9.2: Light as Energy
The energy required to carry out photosynthesis is light—typically radiation from the sun. The electromagnetic particles are called photons and carry a defined amount of energy, dependent on the wavelength. All wavelengths fall within a range called the electromagnetic spectrum. Plants carry out photosynthesis using wavelengths that range from 400 to 700 nm. They primarily use a pigment called chlorophyll a that absorbs red and blue light and reflects green light which is why leaves appear green.
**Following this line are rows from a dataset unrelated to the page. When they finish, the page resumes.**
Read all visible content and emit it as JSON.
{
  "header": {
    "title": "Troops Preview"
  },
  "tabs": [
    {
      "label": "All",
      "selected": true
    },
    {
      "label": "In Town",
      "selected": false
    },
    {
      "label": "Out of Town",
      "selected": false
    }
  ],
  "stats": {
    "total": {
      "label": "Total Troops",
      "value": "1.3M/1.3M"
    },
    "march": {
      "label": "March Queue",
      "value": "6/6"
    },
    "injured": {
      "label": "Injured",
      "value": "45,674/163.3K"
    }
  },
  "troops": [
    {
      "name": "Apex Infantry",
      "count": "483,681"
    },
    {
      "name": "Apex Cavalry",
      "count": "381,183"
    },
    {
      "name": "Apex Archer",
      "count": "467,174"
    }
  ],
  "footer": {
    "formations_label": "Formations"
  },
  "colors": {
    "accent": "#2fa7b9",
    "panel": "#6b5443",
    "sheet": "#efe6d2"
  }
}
A photon is a discrete electromagnetic particle or bundle of energy. It is always in motion and travels at the speed of light. Photons are characterized by their frequency, wavelength, and amplitude, similar to the properties of a wave. Waves with higher frequencies transmit more energy and have shorter wavelengths than longer wavelengths that transmit less energy and have lower frequencies. The range of all possible wavelengths is known as the electromagnetic spectrum.
The Photosynthetic Absorption Spectrum
For most organisms, photosynthesis relies on a small segment of the electromagnetic spectrum—namely, the visible portion that ranges from 400 to 700 nanometers, from blue to green to red. However, a few organisms can carry out photosynthesis using infrared light.
In plants, different pigment molecules absorb specific wavelengths of light, giving each molecule a distinct absorption spectrum. For example, chlorophyll a—the most abundant pigment molecule in leaves—only absorbs red and blue light. Chlorophyll a reflects the green portion of the spectrum, letting plant leaves appear green to the human eye. Plants also use additional pigments to absorb light. For example, they have phycocyanin that absorbs orange and red light, carotenes that absorb ultraviolet, violet, blue, blue-green and orange-red light, and xanthophylls that absorb blue and ultraviolet light.